Start of Record extracts

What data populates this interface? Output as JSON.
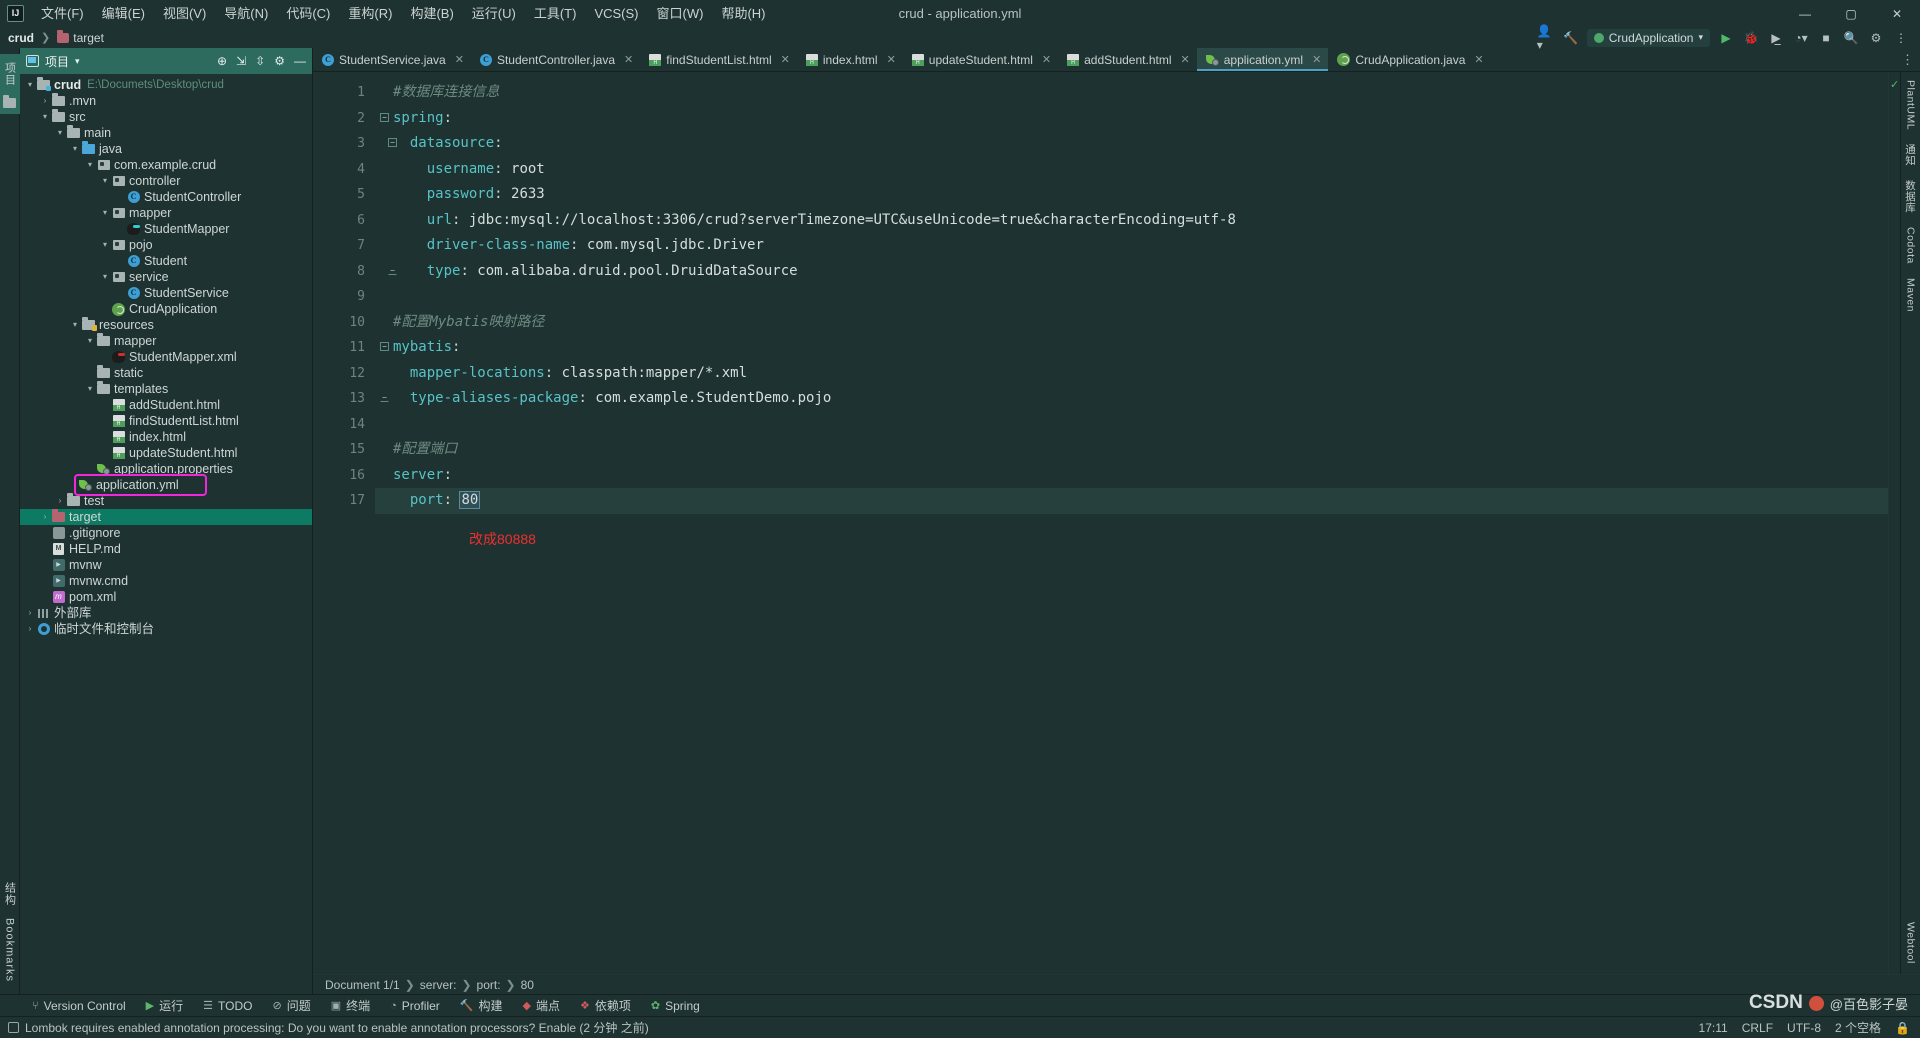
{
  "window": {
    "title": "crud - application.yml",
    "logo_text": "IJ",
    "controls": {
      "minimize": "—",
      "maximize": "▢",
      "close": "✕"
    }
  },
  "menu": [
    {
      "label": "文件(F)",
      "name": "menu-file"
    },
    {
      "label": "编辑(E)",
      "name": "menu-edit"
    },
    {
      "label": "视图(V)",
      "name": "menu-view"
    },
    {
      "label": "导航(N)",
      "name": "menu-navigate"
    },
    {
      "label": "代码(C)",
      "name": "menu-code"
    },
    {
      "label": "重构(R)",
      "name": "menu-refactor"
    },
    {
      "label": "构建(B)",
      "name": "menu-build"
    },
    {
      "label": "运行(U)",
      "name": "menu-run"
    },
    {
      "label": "工具(T)",
      "name": "menu-tools"
    },
    {
      "label": "VCS(S)",
      "name": "menu-vcs"
    },
    {
      "label": "窗口(W)",
      "name": "menu-window"
    },
    {
      "label": "帮助(H)",
      "name": "menu-help"
    }
  ],
  "navbar": {
    "crumbs": [
      "crud",
      "target"
    ],
    "run_config": "CrudApplication",
    "icons": [
      "user-icon",
      "chevron-down-icon",
      "hammer-icon",
      "run-icon",
      "debug-icon",
      "run-with-coverage-icon",
      "profiler-icon",
      "stop-icon",
      "search-everywhere-icon",
      "settings-icon",
      "more-icon"
    ]
  },
  "project_panel": {
    "title": "项目",
    "rail_label": "项目",
    "header_icons": [
      "locate-icon",
      "collapse-all-icon",
      "expand-icon",
      "settings-icon",
      "hide-icon"
    ],
    "tree": [
      {
        "depth": 0,
        "arrow": "▾",
        "icon": "module-folder",
        "label": "crud",
        "bold": true,
        "note": "E:\\Documets\\Desktop\\crud"
      },
      {
        "depth": 1,
        "arrow": "›",
        "icon": "folder",
        "label": ".mvn"
      },
      {
        "depth": 1,
        "arrow": "▾",
        "icon": "folder",
        "label": "src"
      },
      {
        "depth": 2,
        "arrow": "▾",
        "icon": "folder",
        "label": "main"
      },
      {
        "depth": 3,
        "arrow": "▾",
        "icon": "source-folder",
        "label": "java"
      },
      {
        "depth": 4,
        "arrow": "▾",
        "icon": "package",
        "label": "com.example.crud"
      },
      {
        "depth": 5,
        "arrow": "▾",
        "icon": "package",
        "label": "controller"
      },
      {
        "depth": 6,
        "arrow": "",
        "icon": "class",
        "label": "StudentController"
      },
      {
        "depth": 5,
        "arrow": "▾",
        "icon": "package",
        "label": "mapper"
      },
      {
        "depth": 6,
        "arrow": "",
        "icon": "mybatis-cyan",
        "label": "StudentMapper"
      },
      {
        "depth": 5,
        "arrow": "▾",
        "icon": "package",
        "label": "pojo"
      },
      {
        "depth": 6,
        "arrow": "",
        "icon": "class",
        "label": "Student"
      },
      {
        "depth": 5,
        "arrow": "▾",
        "icon": "package",
        "label": "service"
      },
      {
        "depth": 6,
        "arrow": "",
        "icon": "class",
        "label": "StudentService"
      },
      {
        "depth": 5,
        "arrow": "",
        "icon": "spring-class",
        "label": "CrudApplication"
      },
      {
        "depth": 3,
        "arrow": "▾",
        "icon": "resource-folder",
        "label": "resources"
      },
      {
        "depth": 4,
        "arrow": "▾",
        "icon": "folder",
        "label": "mapper"
      },
      {
        "depth": 5,
        "arrow": "",
        "icon": "mybatis",
        "label": "StudentMapper.xml"
      },
      {
        "depth": 4,
        "arrow": "",
        "icon": "folder",
        "label": "static"
      },
      {
        "depth": 4,
        "arrow": "▾",
        "icon": "folder",
        "label": "templates"
      },
      {
        "depth": 5,
        "arrow": "",
        "icon": "html",
        "label": "addStudent.html"
      },
      {
        "depth": 5,
        "arrow": "",
        "icon": "html",
        "label": "findStudentList.html"
      },
      {
        "depth": 5,
        "arrow": "",
        "icon": "html",
        "label": "index.html"
      },
      {
        "depth": 5,
        "arrow": "",
        "icon": "html",
        "label": "updateStudent.html"
      },
      {
        "depth": 4,
        "arrow": "",
        "icon": "spring-leaf",
        "label": "application.properties"
      },
      {
        "depth": 4,
        "arrow": "",
        "icon": "spring-leaf",
        "label": "application.yml",
        "highlight": true
      },
      {
        "depth": 2,
        "arrow": "›",
        "icon": "folder",
        "label": "test"
      },
      {
        "depth": 1,
        "arrow": "›",
        "icon": "folder-pink",
        "label": "target",
        "selected": true
      },
      {
        "depth": 1,
        "arrow": "",
        "icon": "git",
        "label": ".gitignore"
      },
      {
        "depth": 1,
        "arrow": "",
        "icon": "md",
        "label": "HELP.md"
      },
      {
        "depth": 1,
        "arrow": "",
        "icon": "script",
        "label": "mvnw"
      },
      {
        "depth": 1,
        "arrow": "",
        "icon": "script",
        "label": "mvnw.cmd"
      },
      {
        "depth": 1,
        "arrow": "",
        "icon": "maven",
        "label": "pom.xml"
      },
      {
        "depth": 0,
        "arrow": "›",
        "icon": "library",
        "label": "外部库"
      },
      {
        "depth": 0,
        "arrow": "›",
        "icon": "console",
        "label": "临时文件和控制台"
      }
    ]
  },
  "editor": {
    "tabs": [
      {
        "label": "StudentService.java",
        "icon": "class-icon",
        "active": false
      },
      {
        "label": "StudentController.java",
        "icon": "class-icon",
        "active": false
      },
      {
        "label": "findStudentList.html",
        "icon": "html-icon",
        "active": false
      },
      {
        "label": "index.html",
        "icon": "html-icon",
        "active": false
      },
      {
        "label": "updateStudent.html",
        "icon": "html-icon",
        "active": false
      },
      {
        "label": "addStudent.html",
        "icon": "html-icon",
        "active": false
      },
      {
        "label": "application.yml",
        "icon": "spring-leaf-icon",
        "active": true
      },
      {
        "label": "CrudApplication.java",
        "icon": "spring-class-icon",
        "active": false
      }
    ],
    "line_numbers": [
      "1",
      "2",
      "3",
      "4",
      "5",
      "6",
      "7",
      "8",
      "9",
      "10",
      "11",
      "12",
      "13",
      "14",
      "15",
      "16",
      "17"
    ],
    "lines": [
      {
        "n": 1,
        "type": "comment",
        "text": "#数据库连接信息"
      },
      {
        "n": 2,
        "type": "kv",
        "indent": 0,
        "key": "spring",
        "value": ""
      },
      {
        "n": 3,
        "type": "kv",
        "indent": 1,
        "key": "datasource",
        "value": ""
      },
      {
        "n": 4,
        "type": "kv",
        "indent": 2,
        "key": "username",
        "value": "root"
      },
      {
        "n": 5,
        "type": "kv",
        "indent": 2,
        "key": "password",
        "value": "2633"
      },
      {
        "n": 6,
        "type": "kv",
        "indent": 2,
        "key": "url",
        "value": "jdbc:mysql://localhost:3306/crud?serverTimezone=UTC&useUnicode=true&characterEncoding=utf-8"
      },
      {
        "n": 7,
        "type": "kv",
        "indent": 2,
        "key": "driver-class-name",
        "value": "com.mysql.jdbc.Driver"
      },
      {
        "n": 8,
        "type": "kv",
        "indent": 2,
        "key": "type",
        "value": "com.alibaba.druid.pool.DruidDataSource"
      },
      {
        "n": 9,
        "type": "blank",
        "text": ""
      },
      {
        "n": 10,
        "type": "comment",
        "text": "#配置Mybatis映射路径"
      },
      {
        "n": 11,
        "type": "kv",
        "indent": 0,
        "key": "mybatis",
        "value": ""
      },
      {
        "n": 12,
        "type": "kv",
        "indent": 1,
        "key": "mapper-locations",
        "value": "classpath:mapper/*.xml"
      },
      {
        "n": 13,
        "type": "kv",
        "indent": 1,
        "key": "type-aliases-package",
        "value": "com.example.StudentDemo.pojo"
      },
      {
        "n": 14,
        "type": "blank",
        "text": ""
      },
      {
        "n": 15,
        "type": "comment",
        "text": "#配置端口"
      },
      {
        "n": 16,
        "type": "kv",
        "indent": 0,
        "key": "server",
        "value": ""
      },
      {
        "n": 17,
        "type": "kv-selected",
        "indent": 1,
        "key": "port",
        "value": "80",
        "current": true
      }
    ],
    "annotation": "改成80888",
    "annotation_color": "#ef2f2f",
    "highlight_color": "#ef28d8",
    "breadcrumb": [
      "Document 1/1",
      "server:",
      "port:",
      "80"
    ],
    "right_rail": [
      "PlantUML",
      "通知",
      "数据库",
      "Codota",
      "Maven"
    ],
    "inspection_status": "✓"
  },
  "bottom_toolwindows": [
    {
      "label": "Version Control",
      "icon": "branch-icon"
    },
    {
      "label": "运行",
      "icon": "run-icon"
    },
    {
      "label": "TODO",
      "icon": "todo-icon"
    },
    {
      "label": "问题",
      "icon": "problems-icon"
    },
    {
      "label": "终端",
      "icon": "terminal-icon"
    },
    {
      "label": "Profiler",
      "icon": "profiler-icon"
    },
    {
      "label": "构建",
      "icon": "build-icon"
    },
    {
      "label": "端点",
      "icon": "endpoints-icon"
    },
    {
      "label": "依赖项",
      "icon": "dependencies-icon"
    },
    {
      "label": "Spring",
      "icon": "spring-icon"
    }
  ],
  "left_rail_bottom": [
    "结构",
    "Bookmarks"
  ],
  "right_rail_bottom": [
    "Webtool"
  ],
  "statusbar": {
    "message": "Lombok requires enabled annotation processing: Do you want to enable annotation processors? Enable (2 分钟 之前)",
    "time": "17:11",
    "line_sep": "CRLF",
    "encoding": "UTF-8",
    "indent": "2 个空格",
    "lock": "🔒"
  },
  "watermark": {
    "brand": "CSDN",
    "handle": "@百色影子晏"
  }
}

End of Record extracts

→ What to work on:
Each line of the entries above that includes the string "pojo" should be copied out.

→ Answer space:
        "label": "pojo"
        "value": "com.example.StudentDemo.pojo"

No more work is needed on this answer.